20m EUR or up to 4% of total worldwide annual turnover for supply of incorrect, incomplete or misleading information to notified bodies/national competent authorities, in reply to a request.
The AI Regulation will apply (with limited exceptions) to AI systems that are placed on the market, put into service, or high-risk AI systems that have significantly changed, two years after the AI Regulation enters into force. An AI system’s inherent adaptation on the basis of its machine learning application does not constitute significant change.
However, the AI Regulation is still a draft, and it will need to pass through the European legislative process – this includes a review by the European Parliament, which has previously voiced the need for broad regulation, as well as the Member States. Given the degree of interest shown in the AI Regulation even before its publication, that legislative process is likely to be protracted. We expect inter-institutional negotiations to finalise the text will take between 18 and 24 months, and the regulation could theoretically apply as from early/mid 2024.
We expect considerable debate in the European Parliament as to which committee takes the lead on the proposal, given that many have prepared reports to guide the future legislation. MEPs are likely to seek to toughen the proposal, including likely pushback on the exceptions provided to law enforcement to deploy prohibited uses and the fact that quality management and conformity assessment procedures are only needed for high-risk AI systems.

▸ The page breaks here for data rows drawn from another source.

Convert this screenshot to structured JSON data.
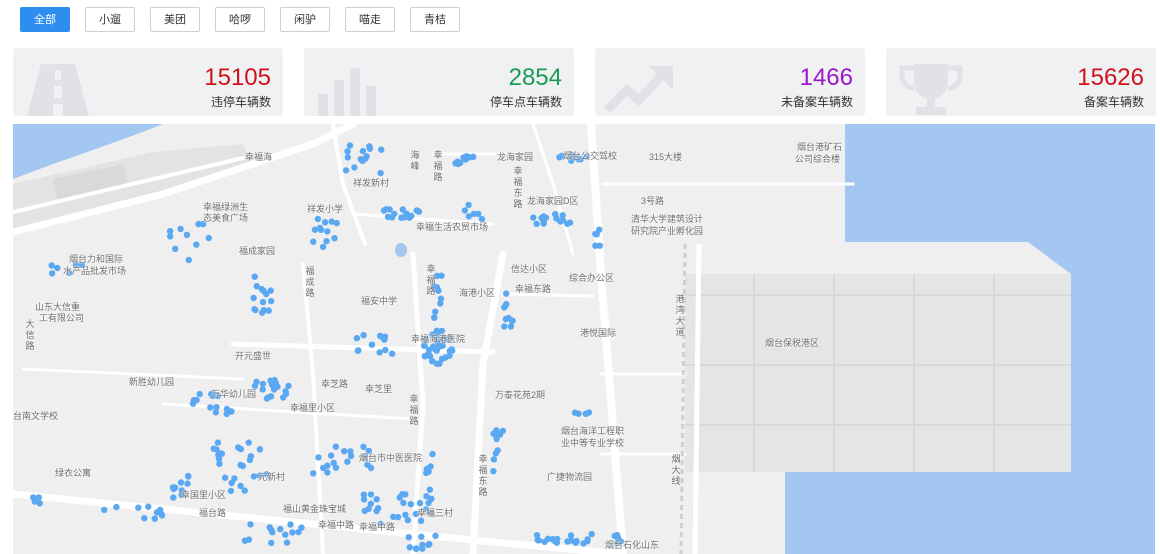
{
  "filters": [
    "全部",
    "小遛",
    "美团",
    "哈啰",
    "闲驴",
    "喵走",
    "青桔"
  ],
  "stats": [
    {
      "value": "15105",
      "label": "违停车辆数",
      "color": "#d0121b",
      "icon": "road-icon"
    },
    {
      "value": "2854",
      "label": "停车点车辆数",
      "color": "#1a9b57",
      "icon": "bar-chart-icon"
    },
    {
      "value": "1466",
      "label": "未备案车辆数",
      "color": "#9b17c9",
      "icon": "trend-up-icon"
    },
    {
      "value": "15626",
      "label": "备案车辆数",
      "color": "#d0121b",
      "icon": "trophy-icon"
    }
  ],
  "map": {
    "labels": [
      {
        "text": "幸福海"
      },
      {
        "text": "祥发新村"
      },
      {
        "text": "幸福绿洲生"
      },
      {
        "text": "态美食广场"
      },
      {
        "text": "福成家园"
      },
      {
        "text": "烟台力和国际"
      },
      {
        "text": "水产品批发市场"
      },
      {
        "text": "山东大信重"
      },
      {
        "text": "工有限公司"
      },
      {
        "text": "福安中学"
      },
      {
        "text": "幸福生活农贸市场"
      },
      {
        "text": "海港小区"
      },
      {
        "text": "信达小区"
      },
      {
        "text": "幸福东路"
      },
      {
        "text": "综合办公区"
      },
      {
        "text": "港悦国际"
      },
      {
        "text": "开元盛世"
      },
      {
        "text": "新胜幼儿园"
      },
      {
        "text": "万华幼儿园"
      },
      {
        "text": "幸福海港医院"
      },
      {
        "text": "幸芝路"
      },
      {
        "text": "幸芝里"
      },
      {
        "text": "幸福里小区"
      },
      {
        "text": "万泰花苑2期"
      },
      {
        "text": "烟台海洋工程职"
      },
      {
        "text": "业中等专业学校"
      },
      {
        "text": "烟台市中医医院"
      },
      {
        "text": "广捷物流园"
      },
      {
        "text": "绿衣公寓"
      },
      {
        "text": "幸国里小区"
      },
      {
        "text": "元新村"
      },
      {
        "text": "福山黄金珠宝城"
      },
      {
        "text": "幸福中路"
      },
      {
        "text": "幸福三村"
      },
      {
        "text": "烟台公交驾校"
      },
      {
        "text": "315大楼"
      },
      {
        "text": "3号路"
      },
      {
        "text": "清华大学建筑设计"
      },
      {
        "text": "研究院产业孵化园"
      },
      {
        "text": "烟台港矿石"
      },
      {
        "text": "公司综合楼"
      },
      {
        "text": "龙海家园"
      },
      {
        "text": "龙海家园D区"
      },
      {
        "text": "祥发小学"
      },
      {
        "text": "烟台保税港区"
      },
      {
        "text": "台南文学校"
      },
      {
        "text": "福成路"
      },
      {
        "text": "海峰"
      },
      {
        "text": "幸福路"
      },
      {
        "text": "幸福东路"
      },
      {
        "text": "幸福路"
      },
      {
        "text": "港湾大道"
      },
      {
        "text": "大信路"
      },
      {
        "text": "烟台石化山东"
      },
      {
        "text": "福台路"
      },
      {
        "text": "幸福中路"
      },
      {
        "text": "烟大线"
      },
      {
        "text": "幸福路"
      },
      {
        "text": "幸福东路"
      }
    ]
  }
}
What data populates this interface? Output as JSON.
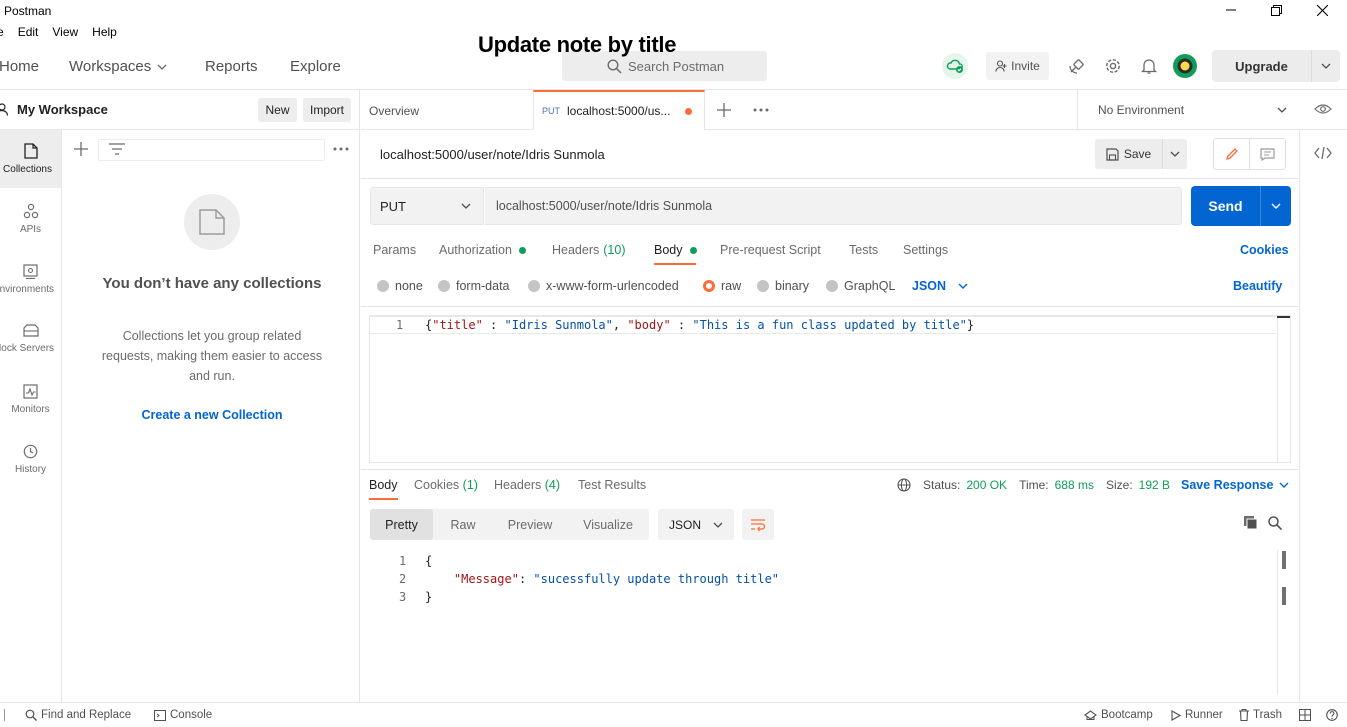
{
  "window": {
    "app_title": "Postman"
  },
  "menu": [
    "e",
    "Edit",
    "View",
    "Help"
  ],
  "header": {
    "nav": [
      "Home",
      "Workspaces",
      "Reports",
      "Explore"
    ],
    "overlay_title": "Update note by title",
    "search_placeholder": "Search Postman",
    "invite_label": "Invite",
    "upgrade_label": "Upgrade"
  },
  "sidebar": {
    "workspace_name": "My Workspace",
    "new_label": "New",
    "import_label": "Import",
    "items": [
      {
        "label": "Collections",
        "icon": "collections-icon"
      },
      {
        "label": "APIs",
        "icon": "apis-icon"
      },
      {
        "label": "Environments",
        "icon": "environments-icon"
      },
      {
        "label": "Mock Servers",
        "icon": "mock-servers-icon"
      },
      {
        "label": "Monitors",
        "icon": "monitors-icon"
      },
      {
        "label": "History",
        "icon": "history-icon"
      }
    ],
    "empty_title": "You don’t have any collections",
    "empty_desc": "Collections let you group related requests, making them easier to access and run.",
    "create_link": "Create a new Collection"
  },
  "tabs": {
    "overview": "Overview",
    "active_method": "PUT",
    "active_url": "localhost:5000/us...",
    "environment": "No Environment"
  },
  "request": {
    "name": "localhost:5000/user/note/Idris Sunmola",
    "save_label": "Save",
    "method": "PUT",
    "url": "localhost:5000/user/note/Idris Sunmola",
    "send_label": "Send",
    "tabs": {
      "params": "Params",
      "authorization": "Authorization",
      "headers": "Headers",
      "headers_count": "(10)",
      "body": "Body",
      "prerequest": "Pre-request Script",
      "tests": "Tests",
      "settings": "Settings"
    },
    "cookies_label": "Cookies",
    "body_modes": [
      "none",
      "form-data",
      "x-www-form-urlencoded",
      "raw",
      "binary",
      "GraphQL"
    ],
    "body_format": "JSON",
    "beautify_label": "Beautify",
    "body_line_number": "1",
    "body_json": {
      "k1": "\"title\"",
      "v1": "\"Idris Sunmola\"",
      "k2": "\"body\"",
      "v2": "\"This is a fun class updated by title\""
    }
  },
  "response": {
    "tabs": {
      "body": "Body",
      "cookies": "Cookies",
      "cookies_count": "(1)",
      "headers": "Headers",
      "headers_count": "(4)",
      "test_results": "Test Results"
    },
    "status_label": "Status:",
    "status_value": "200 OK",
    "time_label": "Time:",
    "time_value": "688 ms",
    "size_label": "Size:",
    "size_value": "192 B",
    "save_response": "Save Response",
    "formats": [
      "Pretty",
      "Raw",
      "Preview",
      "Visualize"
    ],
    "format_type": "JSON",
    "lines": [
      "1",
      "2",
      "3"
    ],
    "json_key": "\"Message\"",
    "json_value": "\"sucessfully update through title\""
  },
  "footer": {
    "find_replace": "Find and Replace",
    "console": "Console",
    "bootcamp": "Bootcamp",
    "runner": "Runner",
    "trash": "Trash"
  },
  "colors": {
    "accent": "#ff6c37",
    "primary": "#0265d2",
    "success": "#0f9d58"
  }
}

In addition, there is broad scepticism with regard to the creation of another body (the European Artificial Intelligence Board) that could wield material power in deciding what gets added to or taken out of the high-risk and the prohibitions lists (especially when many consider that the European Data Protection Board could perform this function).
Beyond the AI Regulation, wide-ranging though it is, the EU is also considering how other aspects of emerging technologies such as AI should be regulated. For example, it remains to be seen whether proposals will follow to amend the rules governing businesses’ liability to consumers for harm caused by AI-enabled products.
Get ready for the new regulation by assessing the likely impact of the proposal on your business and by developing mature AI governance frameworks.
Engage with the EU institutions as the proposed regulation is examined and amended: the AI Regulation is still at an early stage of the legislative process and it is likely that Member States in Council and MEPs will be actively seeking input from stakeholders. This could be done individually, or via trade associations, a number of which have already been actively working on the Commission’s AI work streams. These include DIGITALEUROPE, DOT Europe, MedTech Europe, EuroCommerce and AmCham EU, to name a few.
Monitor the development of this regulation, and related changes in areas such as liability, in the months ahead.
Assess which risk category any target AI systems would fall into and whether there is a risk that these systems shift between risk categories with future technological advances or regulatory amendments.
Understand the extent to which a target business complies (or can easily be made compliant) with likely future regulatory requirements, in the same way that preparedness for GDPR was assessed in the past. Consider, in particular, whether AI systems are so deeply integrated into applications that they will be difficult to adapt to fit with future regulation.
The EU believes development and commercialisation of AI will be driven by public trust. Assess whether the target is at a level where it could promote and explain the trustworthiness of its AI.
Diligence whether any target AI systems are built on third party component AI systems, models or datasets – and test whether the business has appropriate licences to use them.
Consider the global direction of regulatory travel: assess where the target operates its AI systems and consider whether other jurisdictions will pass similarly strict regulation. EU officials say Japan and Canada are already taking a close look at its proposal.